## RECORD SET
--- START ---

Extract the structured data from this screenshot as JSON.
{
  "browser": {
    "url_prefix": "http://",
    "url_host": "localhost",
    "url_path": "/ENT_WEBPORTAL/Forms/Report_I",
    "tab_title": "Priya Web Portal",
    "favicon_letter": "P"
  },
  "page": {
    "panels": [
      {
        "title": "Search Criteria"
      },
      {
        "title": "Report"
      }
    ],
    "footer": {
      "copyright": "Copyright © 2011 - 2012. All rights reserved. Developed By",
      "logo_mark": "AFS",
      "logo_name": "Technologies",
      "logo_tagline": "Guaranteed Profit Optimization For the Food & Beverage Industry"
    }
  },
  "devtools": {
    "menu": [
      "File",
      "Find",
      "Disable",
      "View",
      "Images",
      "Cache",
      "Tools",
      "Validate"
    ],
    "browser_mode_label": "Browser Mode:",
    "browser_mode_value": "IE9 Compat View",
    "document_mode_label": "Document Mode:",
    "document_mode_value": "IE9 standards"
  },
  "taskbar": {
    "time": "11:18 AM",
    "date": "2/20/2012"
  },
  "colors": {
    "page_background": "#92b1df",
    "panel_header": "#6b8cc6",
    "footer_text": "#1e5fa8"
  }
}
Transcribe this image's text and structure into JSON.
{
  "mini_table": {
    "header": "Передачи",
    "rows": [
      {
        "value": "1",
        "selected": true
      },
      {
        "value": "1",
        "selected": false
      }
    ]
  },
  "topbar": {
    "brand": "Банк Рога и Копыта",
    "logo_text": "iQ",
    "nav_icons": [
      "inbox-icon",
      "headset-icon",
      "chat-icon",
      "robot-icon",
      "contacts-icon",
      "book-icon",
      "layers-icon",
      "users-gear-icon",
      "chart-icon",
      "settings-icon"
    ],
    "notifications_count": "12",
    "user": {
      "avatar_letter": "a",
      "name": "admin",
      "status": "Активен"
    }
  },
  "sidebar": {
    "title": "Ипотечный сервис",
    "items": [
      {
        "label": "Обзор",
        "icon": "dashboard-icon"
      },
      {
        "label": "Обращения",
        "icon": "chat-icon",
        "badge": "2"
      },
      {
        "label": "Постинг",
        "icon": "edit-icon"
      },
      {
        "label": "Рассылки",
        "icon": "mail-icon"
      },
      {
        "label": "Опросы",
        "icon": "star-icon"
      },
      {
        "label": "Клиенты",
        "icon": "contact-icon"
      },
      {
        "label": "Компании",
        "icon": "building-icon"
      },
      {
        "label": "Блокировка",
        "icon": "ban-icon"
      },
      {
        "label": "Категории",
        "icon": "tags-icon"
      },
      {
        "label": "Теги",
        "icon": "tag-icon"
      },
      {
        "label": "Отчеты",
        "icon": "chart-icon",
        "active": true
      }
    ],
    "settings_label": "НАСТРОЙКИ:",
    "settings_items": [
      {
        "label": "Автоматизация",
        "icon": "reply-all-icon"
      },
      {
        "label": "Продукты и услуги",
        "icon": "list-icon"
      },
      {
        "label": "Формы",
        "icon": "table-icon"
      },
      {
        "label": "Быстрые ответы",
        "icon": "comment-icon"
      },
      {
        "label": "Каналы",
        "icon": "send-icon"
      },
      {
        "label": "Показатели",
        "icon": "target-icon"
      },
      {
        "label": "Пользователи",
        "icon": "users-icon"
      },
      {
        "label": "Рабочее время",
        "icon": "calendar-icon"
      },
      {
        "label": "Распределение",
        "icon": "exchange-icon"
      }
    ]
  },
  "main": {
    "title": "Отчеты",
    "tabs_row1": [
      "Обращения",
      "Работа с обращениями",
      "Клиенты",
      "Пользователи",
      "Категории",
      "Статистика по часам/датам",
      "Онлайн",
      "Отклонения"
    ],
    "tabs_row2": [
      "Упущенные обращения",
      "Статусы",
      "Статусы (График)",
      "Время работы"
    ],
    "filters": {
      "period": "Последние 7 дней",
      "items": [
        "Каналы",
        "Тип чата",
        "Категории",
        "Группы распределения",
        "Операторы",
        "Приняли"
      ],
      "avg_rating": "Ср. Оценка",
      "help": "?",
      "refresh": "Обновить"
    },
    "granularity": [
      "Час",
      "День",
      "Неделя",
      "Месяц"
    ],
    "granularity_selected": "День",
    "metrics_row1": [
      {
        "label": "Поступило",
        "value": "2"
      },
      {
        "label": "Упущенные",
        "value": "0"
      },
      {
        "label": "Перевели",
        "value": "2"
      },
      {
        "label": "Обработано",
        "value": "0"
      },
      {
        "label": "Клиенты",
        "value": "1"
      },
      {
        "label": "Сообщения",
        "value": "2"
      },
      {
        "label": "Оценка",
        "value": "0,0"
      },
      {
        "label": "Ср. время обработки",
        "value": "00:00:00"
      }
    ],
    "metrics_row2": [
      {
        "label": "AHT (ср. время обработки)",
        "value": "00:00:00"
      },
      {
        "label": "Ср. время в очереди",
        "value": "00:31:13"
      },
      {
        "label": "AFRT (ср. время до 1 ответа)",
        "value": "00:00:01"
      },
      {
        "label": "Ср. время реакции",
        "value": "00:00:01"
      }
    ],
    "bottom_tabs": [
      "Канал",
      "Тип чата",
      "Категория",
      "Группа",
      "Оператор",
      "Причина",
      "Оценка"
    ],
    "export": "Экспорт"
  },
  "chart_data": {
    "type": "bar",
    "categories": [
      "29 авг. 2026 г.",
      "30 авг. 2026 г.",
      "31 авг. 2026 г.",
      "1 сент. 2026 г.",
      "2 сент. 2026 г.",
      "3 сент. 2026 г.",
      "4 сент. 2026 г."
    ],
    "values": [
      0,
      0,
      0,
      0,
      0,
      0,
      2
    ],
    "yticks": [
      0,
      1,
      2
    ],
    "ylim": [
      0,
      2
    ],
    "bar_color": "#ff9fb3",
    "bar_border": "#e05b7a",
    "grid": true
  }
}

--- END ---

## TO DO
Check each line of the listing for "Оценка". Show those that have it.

## ANSWER FOR THE TASK
      "avg_rating": "Ср. Оценка",
        "label": "Оценка",
      "Оценка"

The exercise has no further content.